Your output should be the complete listing, word for word, with no pictures in it.

++++++++++

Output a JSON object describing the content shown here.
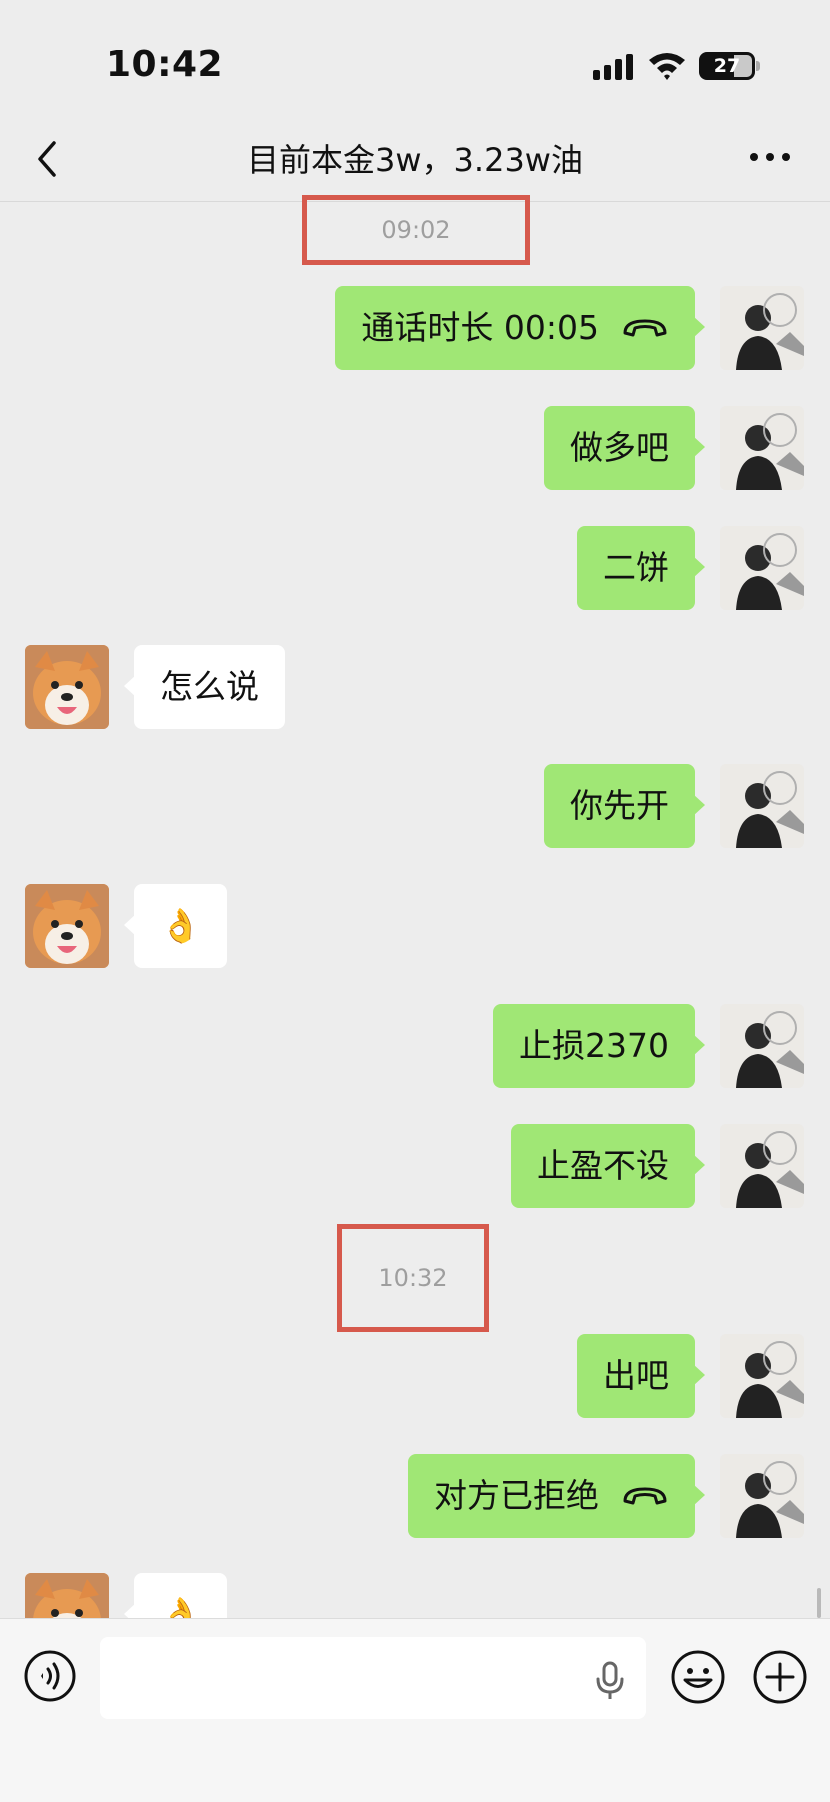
{
  "status_bar": {
    "time": "10:42",
    "battery": "27"
  },
  "nav": {
    "title": "目前本金3w，3.23w油"
  },
  "timestamps": [
    "09:02",
    "10:32"
  ],
  "messages": [
    {
      "side": "me",
      "text": "通话时长 00:05",
      "icon": "phone-hangup-icon"
    },
    {
      "side": "me",
      "text": "做多吧"
    },
    {
      "side": "me",
      "text": "二饼"
    },
    {
      "side": "other",
      "text": "怎么说"
    },
    {
      "side": "me",
      "text": "你先开"
    },
    {
      "side": "other",
      "text": "👌"
    },
    {
      "side": "me",
      "text": "止损2370"
    },
    {
      "side": "me",
      "text": "止盈不设"
    },
    {
      "side": "me",
      "text": "出吧"
    },
    {
      "side": "me",
      "text": "对方已拒绝",
      "icon": "phone-hangup-icon"
    },
    {
      "side": "other",
      "text": "👌"
    }
  ],
  "input_bar": {
    "value": "",
    "placeholder": ""
  },
  "colors": {
    "my_bubble": "#a0e775",
    "other_bubble": "#ffffff",
    "background": "#ededed",
    "highlight_box": "#d6594c"
  }
}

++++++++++

◆ **COMPLETED TASK**:
Output a JSON object describing the content shown here.
{
  "status_bar": {
    "time": "10:42",
    "battery": "27"
  },
  "nav": {
    "title": "目前本金3w，3.23w油"
  },
  "timestamps": [
    "09:02",
    "10:32"
  ],
  "messages": [
    {
      "side": "me",
      "text": "通话时长 00:05",
      "icon": "phone-hangup-icon"
    },
    {
      "side": "me",
      "text": "做多吧"
    },
    {
      "side": "me",
      "text": "二饼"
    },
    {
      "side": "other",
      "text": "怎么说"
    },
    {
      "side": "me",
      "text": "你先开"
    },
    {
      "side": "other",
      "text": "👌"
    },
    {
      "side": "me",
      "text": "止损2370"
    },
    {
      "side": "me",
      "text": "止盈不设"
    },
    {
      "side": "me",
      "text": "出吧"
    },
    {
      "side": "me",
      "text": "对方已拒绝",
      "icon": "phone-hangup-icon"
    },
    {
      "side": "other",
      "text": "👌"
    }
  ],
  "input_bar": {
    "value": "",
    "placeholder": ""
  },
  "colors": {
    "my_bubble": "#a0e775",
    "other_bubble": "#ffffff",
    "background": "#ededed",
    "highlight_box": "#d6594c"
  }
}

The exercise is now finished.